- Virtual is here to stay. Outlets are continuing to share content for their readers to stay busy while in isolation. The New York Times declared we’re “officially in the era of fauxcations” and even published a virtual edition of their iconic “52 Places” list. Buzzfeed paused their “Bring Me” travel newsletter and instead launched a “Virtual Vacation” newsletter.
- Consumers (and therefore press) are hungry for positive stories to counterbalance the bad news. Outlets like Upworthy that are dedicated to good news have seen surges in demand; John Krasinski launched his Some Good News show this month; publications such as Fodor’s, National Geographic and The Washington Post have created columns and newsletters focused on positive content.
- Brands are finding new success with Instagram.

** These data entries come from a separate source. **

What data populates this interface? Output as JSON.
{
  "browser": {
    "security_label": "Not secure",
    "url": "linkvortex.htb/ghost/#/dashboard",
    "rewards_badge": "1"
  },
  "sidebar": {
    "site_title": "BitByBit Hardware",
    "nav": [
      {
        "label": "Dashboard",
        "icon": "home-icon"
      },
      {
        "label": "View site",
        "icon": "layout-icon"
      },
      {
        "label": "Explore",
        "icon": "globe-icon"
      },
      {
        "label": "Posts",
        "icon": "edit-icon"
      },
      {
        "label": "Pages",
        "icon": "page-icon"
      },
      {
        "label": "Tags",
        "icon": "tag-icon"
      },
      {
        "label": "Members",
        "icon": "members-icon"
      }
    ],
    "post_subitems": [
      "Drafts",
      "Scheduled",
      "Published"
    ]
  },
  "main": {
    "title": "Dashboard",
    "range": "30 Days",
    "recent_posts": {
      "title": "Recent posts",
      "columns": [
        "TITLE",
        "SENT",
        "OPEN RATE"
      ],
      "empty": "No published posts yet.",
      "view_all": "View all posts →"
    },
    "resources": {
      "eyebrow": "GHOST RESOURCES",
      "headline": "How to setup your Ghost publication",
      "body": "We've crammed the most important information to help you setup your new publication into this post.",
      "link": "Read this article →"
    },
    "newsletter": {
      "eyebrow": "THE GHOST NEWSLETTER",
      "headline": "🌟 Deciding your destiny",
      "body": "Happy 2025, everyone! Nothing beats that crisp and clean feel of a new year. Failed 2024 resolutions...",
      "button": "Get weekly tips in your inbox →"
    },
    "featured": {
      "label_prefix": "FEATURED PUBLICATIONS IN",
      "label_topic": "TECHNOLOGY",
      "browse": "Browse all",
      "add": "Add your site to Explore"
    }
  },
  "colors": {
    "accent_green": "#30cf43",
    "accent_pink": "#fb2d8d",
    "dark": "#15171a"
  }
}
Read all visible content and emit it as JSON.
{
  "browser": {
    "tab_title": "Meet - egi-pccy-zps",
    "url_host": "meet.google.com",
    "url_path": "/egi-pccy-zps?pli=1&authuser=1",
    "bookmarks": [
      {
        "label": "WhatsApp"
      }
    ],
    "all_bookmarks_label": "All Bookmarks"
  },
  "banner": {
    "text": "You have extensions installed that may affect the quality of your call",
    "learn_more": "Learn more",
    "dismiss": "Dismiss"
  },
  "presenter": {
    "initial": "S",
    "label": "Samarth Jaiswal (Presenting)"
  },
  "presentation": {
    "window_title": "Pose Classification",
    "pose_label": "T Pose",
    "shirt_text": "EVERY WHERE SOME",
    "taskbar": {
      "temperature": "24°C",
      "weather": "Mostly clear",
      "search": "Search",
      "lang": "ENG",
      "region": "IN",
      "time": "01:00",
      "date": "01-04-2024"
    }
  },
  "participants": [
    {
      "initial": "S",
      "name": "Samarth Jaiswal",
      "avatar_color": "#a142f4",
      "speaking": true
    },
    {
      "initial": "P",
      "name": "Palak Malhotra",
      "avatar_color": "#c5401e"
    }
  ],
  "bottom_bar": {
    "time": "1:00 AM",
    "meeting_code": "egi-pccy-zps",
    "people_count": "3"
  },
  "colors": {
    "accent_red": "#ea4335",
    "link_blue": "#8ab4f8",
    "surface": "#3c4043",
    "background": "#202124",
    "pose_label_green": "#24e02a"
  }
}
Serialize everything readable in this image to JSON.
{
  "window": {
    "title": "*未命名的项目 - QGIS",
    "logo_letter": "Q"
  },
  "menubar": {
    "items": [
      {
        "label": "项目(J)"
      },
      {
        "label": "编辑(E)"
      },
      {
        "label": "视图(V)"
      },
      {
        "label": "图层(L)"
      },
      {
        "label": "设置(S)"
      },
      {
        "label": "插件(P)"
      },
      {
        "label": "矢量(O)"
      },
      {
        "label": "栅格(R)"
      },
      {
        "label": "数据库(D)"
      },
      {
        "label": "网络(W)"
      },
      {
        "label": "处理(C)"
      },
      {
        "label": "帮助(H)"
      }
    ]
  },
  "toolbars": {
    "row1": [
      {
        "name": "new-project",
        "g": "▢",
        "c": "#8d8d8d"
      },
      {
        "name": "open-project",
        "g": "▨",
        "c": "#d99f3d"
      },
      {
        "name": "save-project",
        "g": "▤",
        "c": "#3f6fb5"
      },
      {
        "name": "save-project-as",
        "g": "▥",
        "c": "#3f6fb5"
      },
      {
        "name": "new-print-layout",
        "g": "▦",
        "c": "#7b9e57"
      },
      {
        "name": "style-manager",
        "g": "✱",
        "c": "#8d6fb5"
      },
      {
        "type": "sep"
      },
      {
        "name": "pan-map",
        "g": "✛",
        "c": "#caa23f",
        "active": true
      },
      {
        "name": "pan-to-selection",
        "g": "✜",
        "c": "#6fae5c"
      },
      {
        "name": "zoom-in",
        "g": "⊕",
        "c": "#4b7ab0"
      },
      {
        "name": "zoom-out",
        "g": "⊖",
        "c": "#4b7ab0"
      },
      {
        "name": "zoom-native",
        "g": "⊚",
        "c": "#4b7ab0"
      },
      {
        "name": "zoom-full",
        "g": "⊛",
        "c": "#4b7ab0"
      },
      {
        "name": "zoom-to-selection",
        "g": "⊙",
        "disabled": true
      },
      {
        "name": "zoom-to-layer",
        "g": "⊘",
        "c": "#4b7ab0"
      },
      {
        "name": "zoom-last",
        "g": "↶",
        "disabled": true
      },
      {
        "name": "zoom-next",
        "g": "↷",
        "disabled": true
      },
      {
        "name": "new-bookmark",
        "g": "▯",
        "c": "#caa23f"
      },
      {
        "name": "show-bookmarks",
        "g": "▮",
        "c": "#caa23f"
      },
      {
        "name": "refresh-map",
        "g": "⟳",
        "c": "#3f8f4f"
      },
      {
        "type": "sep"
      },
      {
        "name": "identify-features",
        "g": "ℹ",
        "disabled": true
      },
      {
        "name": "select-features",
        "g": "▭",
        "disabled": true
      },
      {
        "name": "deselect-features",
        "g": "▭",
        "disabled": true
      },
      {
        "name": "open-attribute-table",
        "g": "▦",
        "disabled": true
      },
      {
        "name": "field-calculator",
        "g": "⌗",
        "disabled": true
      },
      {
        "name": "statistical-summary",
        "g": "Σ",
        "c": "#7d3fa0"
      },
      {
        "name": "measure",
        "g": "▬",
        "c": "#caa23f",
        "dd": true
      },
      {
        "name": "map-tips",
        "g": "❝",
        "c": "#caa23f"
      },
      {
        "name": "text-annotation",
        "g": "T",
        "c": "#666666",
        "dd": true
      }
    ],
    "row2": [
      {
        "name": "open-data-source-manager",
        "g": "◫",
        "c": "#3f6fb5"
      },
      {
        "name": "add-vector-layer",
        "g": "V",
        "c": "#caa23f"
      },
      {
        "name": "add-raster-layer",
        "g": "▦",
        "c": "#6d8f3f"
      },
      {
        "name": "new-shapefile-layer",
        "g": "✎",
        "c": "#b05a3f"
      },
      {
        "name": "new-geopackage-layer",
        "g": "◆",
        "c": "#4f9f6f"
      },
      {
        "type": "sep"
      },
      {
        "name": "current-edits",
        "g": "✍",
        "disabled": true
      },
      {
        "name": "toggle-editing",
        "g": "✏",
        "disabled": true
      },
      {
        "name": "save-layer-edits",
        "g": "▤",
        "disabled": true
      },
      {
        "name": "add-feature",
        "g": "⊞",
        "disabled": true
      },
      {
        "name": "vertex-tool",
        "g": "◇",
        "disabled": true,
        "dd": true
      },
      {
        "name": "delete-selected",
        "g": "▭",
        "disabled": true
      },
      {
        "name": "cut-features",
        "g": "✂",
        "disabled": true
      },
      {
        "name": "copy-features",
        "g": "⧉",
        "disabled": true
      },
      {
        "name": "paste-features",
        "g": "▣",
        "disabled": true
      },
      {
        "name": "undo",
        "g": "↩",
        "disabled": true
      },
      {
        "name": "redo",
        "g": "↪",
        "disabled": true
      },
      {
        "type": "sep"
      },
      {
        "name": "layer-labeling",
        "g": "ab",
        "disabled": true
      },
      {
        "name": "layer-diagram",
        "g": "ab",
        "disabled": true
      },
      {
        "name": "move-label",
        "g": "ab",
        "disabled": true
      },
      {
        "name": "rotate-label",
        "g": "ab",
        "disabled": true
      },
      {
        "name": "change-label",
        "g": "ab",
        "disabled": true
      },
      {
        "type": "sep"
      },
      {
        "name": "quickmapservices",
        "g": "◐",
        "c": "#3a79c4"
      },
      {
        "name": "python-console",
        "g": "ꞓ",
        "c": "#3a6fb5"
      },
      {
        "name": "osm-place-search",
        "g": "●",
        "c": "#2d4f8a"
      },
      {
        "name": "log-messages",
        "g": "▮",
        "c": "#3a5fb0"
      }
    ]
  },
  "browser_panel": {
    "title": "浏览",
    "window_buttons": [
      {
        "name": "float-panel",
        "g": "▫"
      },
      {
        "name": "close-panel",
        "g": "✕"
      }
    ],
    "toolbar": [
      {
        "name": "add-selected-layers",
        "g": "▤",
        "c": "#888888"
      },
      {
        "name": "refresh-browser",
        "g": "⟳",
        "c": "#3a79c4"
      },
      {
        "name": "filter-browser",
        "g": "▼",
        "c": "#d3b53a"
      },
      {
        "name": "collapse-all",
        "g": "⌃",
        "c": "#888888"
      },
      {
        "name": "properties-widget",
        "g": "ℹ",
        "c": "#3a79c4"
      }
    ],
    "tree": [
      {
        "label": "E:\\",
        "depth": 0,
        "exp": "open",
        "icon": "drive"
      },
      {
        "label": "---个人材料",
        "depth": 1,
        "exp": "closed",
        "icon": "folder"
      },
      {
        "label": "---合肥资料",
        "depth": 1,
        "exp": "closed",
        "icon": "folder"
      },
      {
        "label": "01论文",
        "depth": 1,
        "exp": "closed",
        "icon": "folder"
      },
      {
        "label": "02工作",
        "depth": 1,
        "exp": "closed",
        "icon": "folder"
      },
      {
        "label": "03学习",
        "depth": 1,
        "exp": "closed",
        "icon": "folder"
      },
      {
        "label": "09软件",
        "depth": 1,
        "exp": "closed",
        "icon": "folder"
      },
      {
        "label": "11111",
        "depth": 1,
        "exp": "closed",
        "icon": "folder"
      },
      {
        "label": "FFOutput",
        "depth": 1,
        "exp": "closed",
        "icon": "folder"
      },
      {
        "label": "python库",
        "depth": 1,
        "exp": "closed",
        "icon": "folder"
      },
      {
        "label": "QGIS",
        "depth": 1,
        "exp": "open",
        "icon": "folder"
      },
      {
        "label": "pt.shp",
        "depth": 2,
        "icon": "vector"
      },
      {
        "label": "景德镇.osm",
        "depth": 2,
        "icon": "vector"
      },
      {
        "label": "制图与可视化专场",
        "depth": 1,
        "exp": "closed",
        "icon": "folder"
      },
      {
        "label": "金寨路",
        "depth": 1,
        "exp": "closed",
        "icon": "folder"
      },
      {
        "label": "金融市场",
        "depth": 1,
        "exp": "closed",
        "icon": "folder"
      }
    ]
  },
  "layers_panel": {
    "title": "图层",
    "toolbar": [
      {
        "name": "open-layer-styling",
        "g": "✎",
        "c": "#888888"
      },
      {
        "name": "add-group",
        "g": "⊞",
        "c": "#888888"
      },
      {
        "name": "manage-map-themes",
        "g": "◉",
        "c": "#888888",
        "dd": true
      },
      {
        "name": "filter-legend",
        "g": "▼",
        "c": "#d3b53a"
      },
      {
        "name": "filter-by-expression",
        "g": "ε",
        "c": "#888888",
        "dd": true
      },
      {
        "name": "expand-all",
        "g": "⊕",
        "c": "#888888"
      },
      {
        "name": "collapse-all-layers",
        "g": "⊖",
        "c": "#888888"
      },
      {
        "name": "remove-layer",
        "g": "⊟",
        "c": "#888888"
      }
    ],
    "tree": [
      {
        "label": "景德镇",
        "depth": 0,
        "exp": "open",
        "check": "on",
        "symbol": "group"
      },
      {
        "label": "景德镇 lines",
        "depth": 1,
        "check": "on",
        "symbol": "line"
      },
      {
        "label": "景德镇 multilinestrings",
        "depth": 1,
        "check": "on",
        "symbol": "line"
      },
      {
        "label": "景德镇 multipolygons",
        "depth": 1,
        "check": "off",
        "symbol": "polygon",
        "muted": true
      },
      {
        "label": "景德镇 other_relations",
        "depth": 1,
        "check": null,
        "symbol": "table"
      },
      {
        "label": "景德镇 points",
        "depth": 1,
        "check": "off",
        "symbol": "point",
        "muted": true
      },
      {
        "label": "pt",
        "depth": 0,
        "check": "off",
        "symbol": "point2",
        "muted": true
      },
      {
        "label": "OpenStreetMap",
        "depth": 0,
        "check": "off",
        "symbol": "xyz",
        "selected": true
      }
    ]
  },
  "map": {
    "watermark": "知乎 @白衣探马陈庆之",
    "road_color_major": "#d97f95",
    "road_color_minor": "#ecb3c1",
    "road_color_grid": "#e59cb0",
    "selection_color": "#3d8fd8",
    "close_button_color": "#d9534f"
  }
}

The Met and Getty Museum have created challenges to recreate artwork from home, and both have gone viral. Additionally, several publications have launched Instagram campaigns, encouraging followers to share travel inspiration from the comfort of their homes. British Virgin Islands was recently featured on AFAR’s account through MMGY NJF’s submission in the outlet’s #travelathomechallenge.
- Travel inspiration is now a source of escapism and a quarantine distraction. Editors at outlets like Condé Nast Traveler, CNN and Business Insider are coming together to share their top destinations for post-pandemic travel. The Financial Times even launched their “Wish I Were There” column.
- In-flight magazines are feeling the brunt of the pandemic. Due to record-low flight traffic, Delta, Alaska, United and Southwest have removed their publications from seatback pockets, and some have even skipped their May issues.
- Editorial teams are dwindling. The news industry has been slammed by the pandemic, leading several publication houses to widely lay off and furlough employees during this difficult time. The New York Times reports nearly 28,000 impacted in the industry.